(Excerpted data Opens)

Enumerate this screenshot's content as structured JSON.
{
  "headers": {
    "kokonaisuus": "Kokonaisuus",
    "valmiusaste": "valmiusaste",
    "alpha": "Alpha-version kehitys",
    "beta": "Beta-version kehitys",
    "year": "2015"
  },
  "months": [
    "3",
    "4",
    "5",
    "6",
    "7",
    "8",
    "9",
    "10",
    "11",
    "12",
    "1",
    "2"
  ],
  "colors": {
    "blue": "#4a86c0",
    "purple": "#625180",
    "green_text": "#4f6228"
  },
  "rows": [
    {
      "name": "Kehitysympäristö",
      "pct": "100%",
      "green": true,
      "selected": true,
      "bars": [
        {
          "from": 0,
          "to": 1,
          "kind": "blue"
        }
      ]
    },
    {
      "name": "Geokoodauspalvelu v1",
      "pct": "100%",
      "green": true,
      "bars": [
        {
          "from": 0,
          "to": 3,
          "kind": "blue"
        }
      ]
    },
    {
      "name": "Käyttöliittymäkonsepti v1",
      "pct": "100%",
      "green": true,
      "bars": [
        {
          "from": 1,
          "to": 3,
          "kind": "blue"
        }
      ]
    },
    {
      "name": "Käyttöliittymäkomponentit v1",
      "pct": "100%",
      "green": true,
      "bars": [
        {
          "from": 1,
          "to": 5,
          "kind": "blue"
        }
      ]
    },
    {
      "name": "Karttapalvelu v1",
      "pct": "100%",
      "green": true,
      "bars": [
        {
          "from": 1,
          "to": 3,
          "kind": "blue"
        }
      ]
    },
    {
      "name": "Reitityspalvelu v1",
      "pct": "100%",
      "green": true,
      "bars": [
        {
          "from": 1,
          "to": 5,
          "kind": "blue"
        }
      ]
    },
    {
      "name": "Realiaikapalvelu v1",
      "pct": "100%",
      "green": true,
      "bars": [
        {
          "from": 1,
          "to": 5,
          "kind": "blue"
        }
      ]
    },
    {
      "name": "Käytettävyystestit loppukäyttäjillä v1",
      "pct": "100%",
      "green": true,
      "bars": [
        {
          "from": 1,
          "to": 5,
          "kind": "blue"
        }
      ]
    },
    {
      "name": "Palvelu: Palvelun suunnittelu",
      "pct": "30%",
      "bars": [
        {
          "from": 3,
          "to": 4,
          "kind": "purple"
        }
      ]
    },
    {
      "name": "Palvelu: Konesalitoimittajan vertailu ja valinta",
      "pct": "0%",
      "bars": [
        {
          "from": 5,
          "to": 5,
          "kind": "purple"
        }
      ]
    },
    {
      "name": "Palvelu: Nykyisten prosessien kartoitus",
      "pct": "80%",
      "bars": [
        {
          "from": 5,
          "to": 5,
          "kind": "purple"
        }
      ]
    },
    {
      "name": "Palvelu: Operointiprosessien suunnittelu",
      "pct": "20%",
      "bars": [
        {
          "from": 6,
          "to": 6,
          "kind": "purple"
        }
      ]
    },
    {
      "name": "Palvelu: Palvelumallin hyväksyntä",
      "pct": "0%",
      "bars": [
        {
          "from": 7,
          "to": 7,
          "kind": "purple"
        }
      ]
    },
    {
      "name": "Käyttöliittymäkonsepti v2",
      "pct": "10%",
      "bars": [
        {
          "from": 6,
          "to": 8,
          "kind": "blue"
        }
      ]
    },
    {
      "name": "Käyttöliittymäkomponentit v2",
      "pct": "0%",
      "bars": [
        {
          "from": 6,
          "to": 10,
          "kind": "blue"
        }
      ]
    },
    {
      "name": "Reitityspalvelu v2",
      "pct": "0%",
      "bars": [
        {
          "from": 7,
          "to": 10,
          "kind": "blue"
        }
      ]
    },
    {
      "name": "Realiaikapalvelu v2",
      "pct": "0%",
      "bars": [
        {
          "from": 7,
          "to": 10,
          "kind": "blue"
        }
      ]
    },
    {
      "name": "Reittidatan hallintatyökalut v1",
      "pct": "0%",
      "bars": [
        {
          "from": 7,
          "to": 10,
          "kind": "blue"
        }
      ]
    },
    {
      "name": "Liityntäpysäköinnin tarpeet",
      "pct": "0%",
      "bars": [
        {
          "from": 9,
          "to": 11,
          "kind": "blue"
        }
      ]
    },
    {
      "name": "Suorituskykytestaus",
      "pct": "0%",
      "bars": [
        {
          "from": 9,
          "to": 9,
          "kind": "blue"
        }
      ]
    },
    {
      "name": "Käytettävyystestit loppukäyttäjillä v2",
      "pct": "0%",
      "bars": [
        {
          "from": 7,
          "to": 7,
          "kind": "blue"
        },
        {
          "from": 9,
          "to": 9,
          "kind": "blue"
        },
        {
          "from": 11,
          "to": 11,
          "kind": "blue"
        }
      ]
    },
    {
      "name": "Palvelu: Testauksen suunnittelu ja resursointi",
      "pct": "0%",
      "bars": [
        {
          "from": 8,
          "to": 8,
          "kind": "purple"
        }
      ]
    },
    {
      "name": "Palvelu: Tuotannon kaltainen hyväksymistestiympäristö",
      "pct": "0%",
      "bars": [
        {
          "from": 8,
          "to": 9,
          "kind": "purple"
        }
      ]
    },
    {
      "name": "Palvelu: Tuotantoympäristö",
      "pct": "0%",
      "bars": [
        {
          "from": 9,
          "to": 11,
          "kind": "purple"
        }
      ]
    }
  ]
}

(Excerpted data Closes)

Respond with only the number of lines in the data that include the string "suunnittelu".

3